Characterization of genetic and phenotypic diversity through years of selection in two public soybean breeding programs
A recurring issue in plant breeding is the narrowing of genetic diversity through continued selections by plant breeders to produce new cultivars. The objective of this thesis was to investigate the genetic and phenotypic diversity of two University of Guelph soybean breeding programs to characterize selections over decades of breeding. To study the genetic and phenotypic diversity of both University of Guelph soybean breeding programs, a panel of 296 pedigree-related genotypes from 1907 to 2016 was studied, the University of Guelph Germplasm Panel (UGGP). The genotypes were characterized using genotyping-by-sequencing (GBS) resulting in 40,307 single nucleotide polymorphisms (SNPs) and fragment sequencing resulting in 180 simple sequence repeat (SSR) markers. The markers were analyzed to determine differences between the two breeding programs and historical genotypes. The Guelph germplasm had overlap with historical genotypes, while the Ridgetown germplasm did not show the same pattern. Linkage disequilibrium (LD) decay was found with R2=0.2 at a distance of 600 kb genome-wide.
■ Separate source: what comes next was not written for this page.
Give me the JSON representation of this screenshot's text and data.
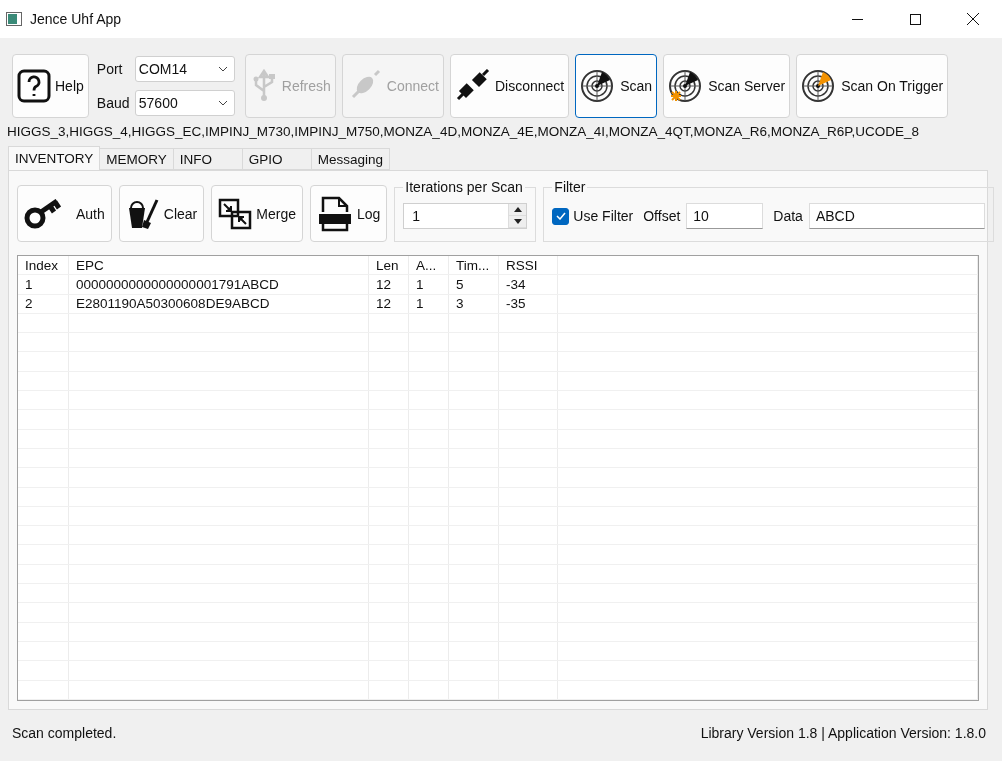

Sliding window nucleotide diversity analysis found multiple genomic regions with differing patterns of low diversity between the groups of germplasm studied, which may attributable to breeder selection or crop domestication. One hundred and eighty Guelph and 96 Ridgetown genotypes were field-tested across multiple locations in 2015 and 2016 to identify trends in phenotypes over decades of soybean breeding. Some of the overall trends reported include: increasing oil concentration, increasing yield and decreasing linolenic acid concentration over year of release. In general, experimental germplasm had a wider range for the traits measured than other genotypes. Broad-sense heritability (H2) was high for many agronomic and seed traits in the UGGP genotypes. Analyzing the cost of SSR and SNP markers revealed SNPs markers being cheaper than SSRs to implement in a breeding program. Conversely, SSRs were used for marker-assisted selection (MAS) due to ease-of-use and short assay time. Overall, this thesis provides a baseline for the genetic and phenotypic diversity studies of soybean breeding programs, with the aim of assessing the genotypic and phenotypic changes in the germplasm. The findings in this thesis could be used by breeders to improve soybean breeding efforts.